The data presented in the recently published hospitality report on the Nigerian hospitality sector by Jumia Travel has finally cleared the air on the argument that Nigeria doesn’t have enough tourist destinations to attract people’s for holidays.
It’s fair to say that without the economic woes that plagued the country last year which placed lots of pressure on people’s spending habit, no one would have fully understood how much the country can generate from the tourism sector.
Meanwhile, the 2014 & 2015 World Travel & Tourism Council (WTTC) reports indicated that domestic travel had always contributed more than two-third of tourism’s contribution to the country’s GDP.
For instance, in 2014, domestic travel spending generated 95.8% of direct Travel & Tourism GDP compared with 4.2% for international visitor exports (money spent by foreign visitors to a country), and was forecast to grow by 2.7% in 2015 to NGN2, 544.3bn.
In 2015, domestic travel increased slightly to 97% while international visitor export went below 4%. Despite the huge revenue generated in the last 3 years, the tourism sector doesn’t seem to reflect this massive income. There are two reasons why this is so.
First, the revenue generated primarily reflects the activities of industries such as hotels, travel agents, airlines and other passenger transportation services (excluding commuter services). But it also included, for example, the activities of the restaurant and leisure industries directly supported.

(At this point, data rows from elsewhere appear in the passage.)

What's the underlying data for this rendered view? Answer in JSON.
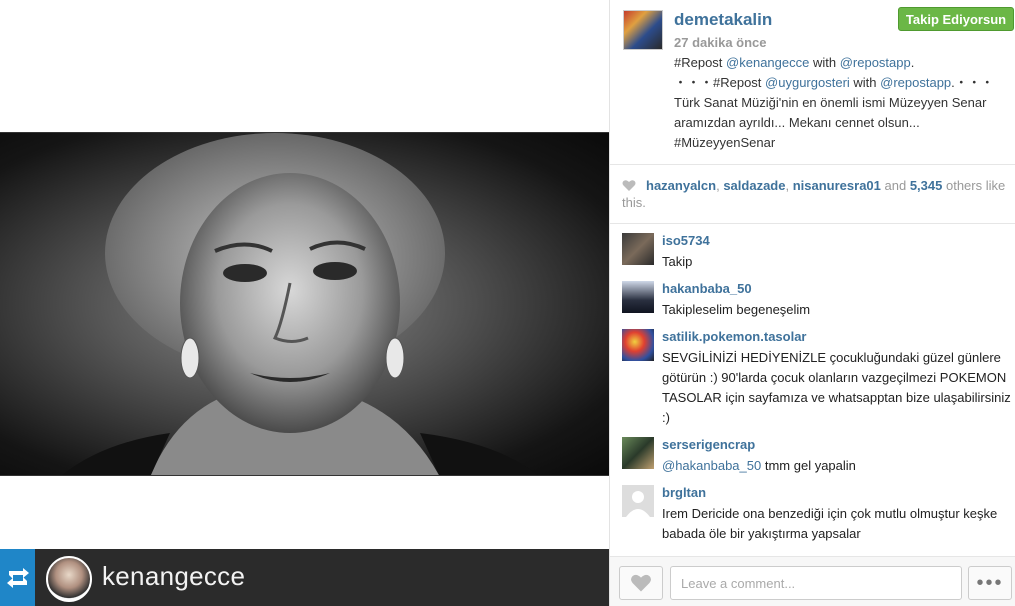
{
  "photo": {
    "alt_subject": "portrait",
    "repost_username": "kenangecce"
  },
  "post": {
    "owner": "demetakalin",
    "follow_label": "Takip Ediyorsun",
    "time": "27 dakika önce",
    "caption": {
      "line1_prefix": "#Repost ",
      "line1_mention": "@kenangecce",
      "line1_mid": " with ",
      "line1_app": "@repostapp",
      "line1_end": ".",
      "line2_prefix": "・・・#Repost ",
      "line2_mention": "@uygurgosteri",
      "line2_mid": " with ",
      "line2_app": "@repostapp",
      "line2_end": ".・・・",
      "body": "Türk Sanat Müziği'nin en önemli ismi Müzeyyen Senar aramızdan ayrıldı... Mekanı cennet olsun... #MüzeyyenSenar"
    }
  },
  "likes": {
    "user1": "hazanyalcn",
    "user2": "saldazade",
    "user3": "nisanuresra01",
    "and": " and ",
    "count": "5,345",
    "suffix": " others like this."
  },
  "comments": [
    {
      "user": "iso5734",
      "text": "Takip"
    },
    {
      "user": "hakanbaba_50",
      "text": "Takipleselim begeneşelim"
    },
    {
      "user": "satilik.pokemon.tasolar",
      "text": "SEVGİLİNİZİ HEDİYENİZLE çocukluğundaki güzel günlere götürün :) 90'larda çocuk olanların vazgeçilmezi POKEMON TASOLAR için sayfamıza ve whatsapptan bize ulaşabilirsiniz :)"
    },
    {
      "user": "serserigencrap",
      "mention": "@hakanbaba_50",
      "text": " tmm gel yapalin"
    },
    {
      "user": "brgltan",
      "text": "Irem Dericide ona benzediği için çok mutlu olmuştur keşke babada öle bir yakıştırma yapsalar"
    }
  ],
  "comment_bar": {
    "placeholder": "Leave a comment...",
    "more_label": "•••"
  },
  "colors": {
    "link": "#3f729b",
    "follow_green": "#6bb746",
    "repost_blue": "#1f86c8"
  }
}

Second, there was an ‘indirect’ contribution which encompassed the GDP and the jobs supported by travel & tourism investment spending – an important aspect of both current and future activity.

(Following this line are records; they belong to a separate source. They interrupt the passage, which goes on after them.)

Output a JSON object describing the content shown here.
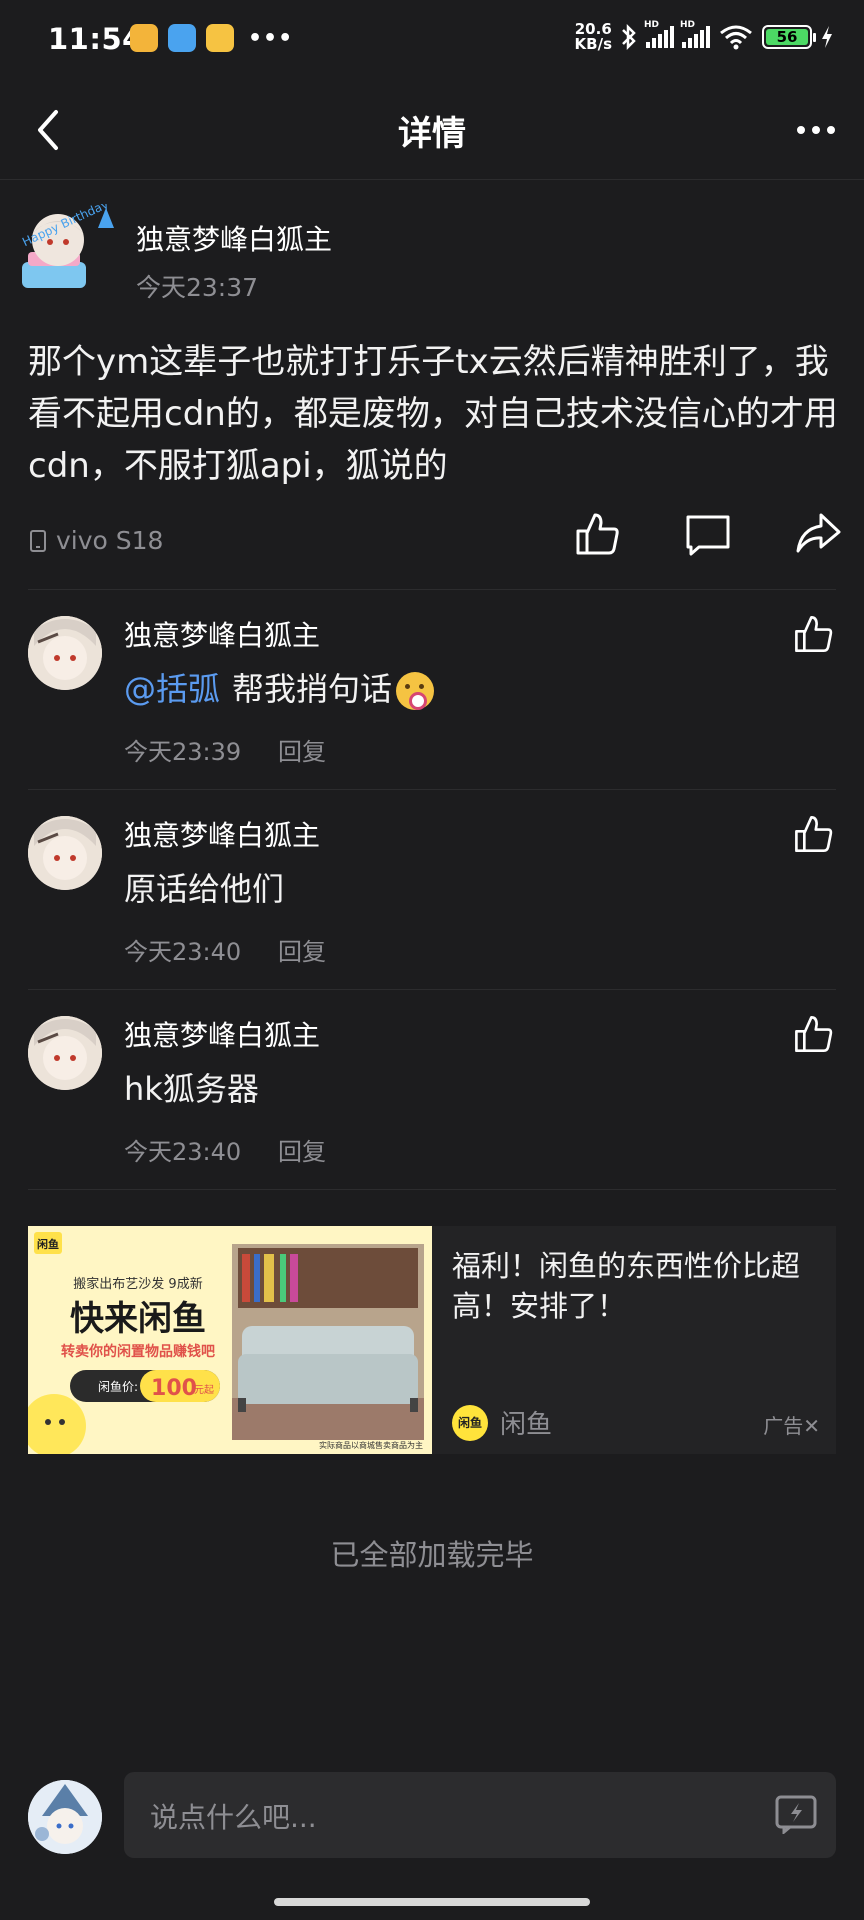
{
  "status": {
    "time": "11:54",
    "net_speed_value": "20.6",
    "net_speed_unit": "KB/s",
    "battery": "56",
    "hd_label": "HD"
  },
  "nav": {
    "title": "详情"
  },
  "post": {
    "author": "独意梦峰白狐主",
    "time": "今天23:37",
    "body": "那个ym这辈子也就打打乐子tx云然后精神胜利了，我看不起用cdn的，都是废物，对自己技术没信心的才用cdn，不服打狐api，狐说的",
    "device": "vivo S18"
  },
  "comments": [
    {
      "author": "独意梦峰白狐主",
      "mention": "@括弧",
      "text": "帮我捎句话",
      "time": "今天23:39",
      "reply": "回复"
    },
    {
      "author": "独意梦峰白狐主",
      "mention": "",
      "text": "原话给他们",
      "time": "今天23:40",
      "reply": "回复"
    },
    {
      "author": "独意梦峰白狐主",
      "mention": "",
      "text": "hk狐务器",
      "time": "今天23:40",
      "reply": "回复"
    }
  ],
  "ad": {
    "text": "福利！闲鱼的东西性价比超高！安排了！",
    "brand": "闲鱼",
    "tag": "广告✕",
    "image_logo": "闲鱼",
    "image_line1": "搬家出布艺沙发 9成新",
    "image_headline": "快来闲鱼",
    "image_subline": "转卖你的闲置物品赚钱吧",
    "price_label": "闲鱼价:",
    "price_value": "100",
    "price_unit": "元起",
    "disclaimer": "实际商品以商城售卖商品为主"
  },
  "end_text": "已全部加载完毕",
  "input": {
    "placeholder": "说点什么吧..."
  }
}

This includes investment activity such as the purchase of new aircraft and construction of new hotels; Government ‘collective’ spending, which helps travel & tourism activity in many different ways as it is made on behalf of the ‘community at large’ – e.g. tourism marketing and promotion, aviation, administration, security services, resort area security services, resort area sanitation services, etc;
Also, domestic purchases of goods and services by the sectors dealing directly with tourists – including, for example, purchases of food and cleaning services by hotels, of fuel and catering services by airlines, and IT services by travel agents. The ‘induced’ contribution measures the GDP and jobs supported by the spending of those who are directly or indirectly employed by the Travel & Tourism sector.

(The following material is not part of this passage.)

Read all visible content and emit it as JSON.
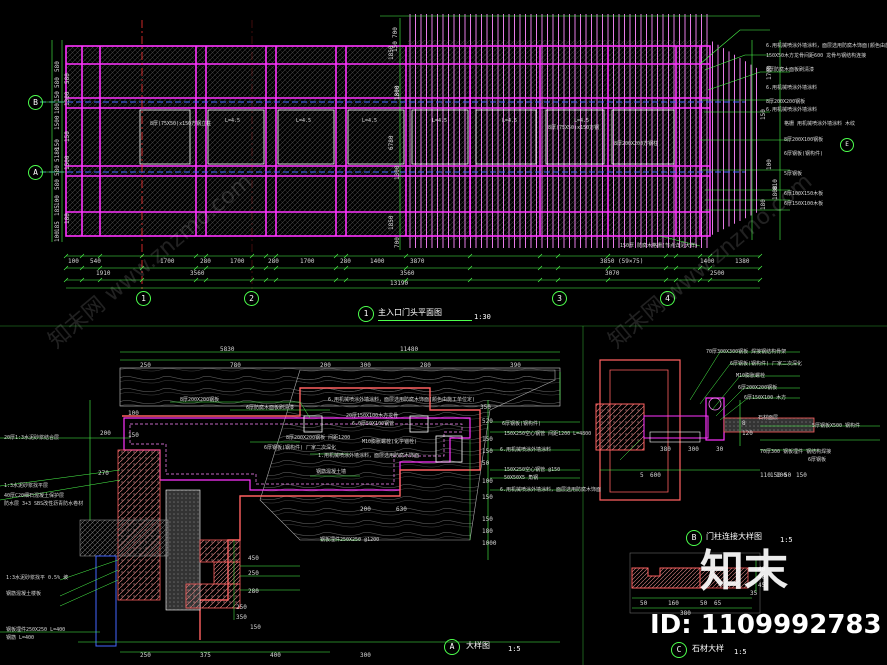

Bruce Prins, a renowned hospitality consultant for over two decades shares fascinating trends that will shape the sector in 2017 (this year). “More recreational facilities and services will be required; better reservation systems that are 24 hours and easy to action will be the deal-breaker; ease or disease of air travel will affect everything; renovation and maintenance will make a hotel, and the lack thereof will break a hotel; and social media is, and will be even more so the most powerful marketing tool,” stated Mr Bruce.
The current President of the National Association of Nigeria Travel Agencies (NANTA), Mr. Bankole Bernard offered some suggestions on how to take the travel and tourism sector to the next level.
In his prescription, he mentioned four major quick fixes; government endorsement of policies that favor the industry in terms of forex request from CBN; aviation fuel supply to ease operations within the industry; improved infrastructure at airport terminals; and privatization of the aviation industry. According to him, once all of these are implemented, the sector will grow rapidly.
There are also some insightful data on the state of e-tourism in the country. First, Nigeria is among the leading countries with the highest smartphone penetration in Africa. In 2016, there were 15.5 million smartphone users in Nigeria.
Second, the success of e-commerce in the country can also be a consequent of the increase in the number of smartphone users, which is forecast to reach 18 million users in 2017.
Third, internet penetration stood at 52% (97, 210,000) of the country’s population (186,879,760) as at June 2016.
Fourth, e-commerce is estimated to be worth US $13billion by 2018. However, the country is still lagging behind African countries such as Morocco, Egypt, and Kenya.
Fifth, globally, the number of hotel bookings made online stand at 148.3 million while the percentage of same day hotel reservations via smartphone stand at 65%.